Getting people out of Afghanistan and away from the Taliban was only the first hurdle, however.
The next phase has proven just as complex, as many organizations struggle to come up with the funding and other resources to shelter, feed, and protect refugees stuck in legal limbo.
“The rescue is sexy, right?” said Teske. “But how long can you afford to keep them alive before they’re sold as slave laborers? Or they’re sent back to Afghanistan or extradited?”
That possibility became reality for 250 Afghans last week when Jason Jones, who heads the humanitarian charity Vulnerable People Project, was given 72 hours’ notice that an organization providing safe housing for refugees in Pakistan was folding due to insufficient funds.

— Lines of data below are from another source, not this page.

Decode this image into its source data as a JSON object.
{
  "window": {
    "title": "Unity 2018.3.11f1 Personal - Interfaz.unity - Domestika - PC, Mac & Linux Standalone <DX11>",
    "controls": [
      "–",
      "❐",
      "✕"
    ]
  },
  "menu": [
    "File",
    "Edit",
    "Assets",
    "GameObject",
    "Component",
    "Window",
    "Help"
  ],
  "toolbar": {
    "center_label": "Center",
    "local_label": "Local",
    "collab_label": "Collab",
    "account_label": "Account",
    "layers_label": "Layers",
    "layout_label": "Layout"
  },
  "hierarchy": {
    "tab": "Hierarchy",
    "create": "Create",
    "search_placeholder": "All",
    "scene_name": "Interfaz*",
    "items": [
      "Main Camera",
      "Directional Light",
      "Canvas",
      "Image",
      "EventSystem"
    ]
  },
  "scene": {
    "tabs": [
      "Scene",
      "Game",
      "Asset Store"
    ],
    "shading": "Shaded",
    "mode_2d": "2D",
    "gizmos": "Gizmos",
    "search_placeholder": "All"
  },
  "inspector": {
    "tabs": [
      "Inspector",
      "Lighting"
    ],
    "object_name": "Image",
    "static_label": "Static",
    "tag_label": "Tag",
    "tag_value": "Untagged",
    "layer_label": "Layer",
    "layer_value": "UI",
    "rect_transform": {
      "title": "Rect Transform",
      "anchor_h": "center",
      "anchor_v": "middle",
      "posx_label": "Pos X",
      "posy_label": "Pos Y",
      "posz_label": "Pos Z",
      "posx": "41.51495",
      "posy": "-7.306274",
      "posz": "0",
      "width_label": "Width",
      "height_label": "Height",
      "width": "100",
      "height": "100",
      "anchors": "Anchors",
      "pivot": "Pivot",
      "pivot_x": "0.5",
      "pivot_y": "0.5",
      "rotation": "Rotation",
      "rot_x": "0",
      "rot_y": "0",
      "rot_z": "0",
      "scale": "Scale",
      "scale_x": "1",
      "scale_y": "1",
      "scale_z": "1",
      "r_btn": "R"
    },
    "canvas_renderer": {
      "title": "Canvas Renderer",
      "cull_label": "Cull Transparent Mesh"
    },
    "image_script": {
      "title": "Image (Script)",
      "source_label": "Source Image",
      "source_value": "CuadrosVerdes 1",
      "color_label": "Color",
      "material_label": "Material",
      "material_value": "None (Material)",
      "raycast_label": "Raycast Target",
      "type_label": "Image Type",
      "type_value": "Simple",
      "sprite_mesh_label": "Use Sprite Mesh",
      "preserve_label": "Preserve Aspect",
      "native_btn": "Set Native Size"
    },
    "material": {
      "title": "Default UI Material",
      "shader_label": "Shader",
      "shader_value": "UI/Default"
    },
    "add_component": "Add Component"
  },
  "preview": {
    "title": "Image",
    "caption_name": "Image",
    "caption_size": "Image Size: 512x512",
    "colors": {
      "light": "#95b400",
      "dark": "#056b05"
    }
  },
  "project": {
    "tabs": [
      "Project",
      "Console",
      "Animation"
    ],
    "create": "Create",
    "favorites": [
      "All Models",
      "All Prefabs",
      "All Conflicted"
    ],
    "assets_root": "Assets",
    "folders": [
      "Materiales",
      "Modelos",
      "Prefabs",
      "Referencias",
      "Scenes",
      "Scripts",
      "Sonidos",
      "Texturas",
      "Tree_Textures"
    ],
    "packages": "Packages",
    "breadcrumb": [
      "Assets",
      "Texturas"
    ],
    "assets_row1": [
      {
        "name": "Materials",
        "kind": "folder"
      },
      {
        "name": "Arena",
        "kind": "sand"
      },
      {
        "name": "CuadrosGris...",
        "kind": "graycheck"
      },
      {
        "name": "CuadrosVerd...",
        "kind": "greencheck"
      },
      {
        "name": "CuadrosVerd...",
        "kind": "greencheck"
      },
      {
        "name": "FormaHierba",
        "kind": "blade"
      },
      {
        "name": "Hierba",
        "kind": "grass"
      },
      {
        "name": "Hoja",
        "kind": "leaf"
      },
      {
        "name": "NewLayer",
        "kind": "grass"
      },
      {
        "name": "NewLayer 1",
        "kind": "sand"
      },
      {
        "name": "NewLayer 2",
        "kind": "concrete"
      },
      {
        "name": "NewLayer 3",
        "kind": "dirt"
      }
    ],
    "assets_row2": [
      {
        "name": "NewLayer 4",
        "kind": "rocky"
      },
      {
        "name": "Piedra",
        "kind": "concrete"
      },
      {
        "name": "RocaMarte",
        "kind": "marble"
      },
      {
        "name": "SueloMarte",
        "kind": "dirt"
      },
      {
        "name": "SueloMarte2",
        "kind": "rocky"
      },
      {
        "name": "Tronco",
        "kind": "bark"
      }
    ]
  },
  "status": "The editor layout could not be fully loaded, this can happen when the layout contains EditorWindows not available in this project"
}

“We had 72 hours notice that we had 250 people that were going to be let out onto the street sent back to Afghanistan and probably be killed, so my team and I began to prepare to move them,” said Jones, who ultimately partnered with Teske in the move. She handled the logistics while he tackled the fundraising — an overwhelming task when lives are a stake.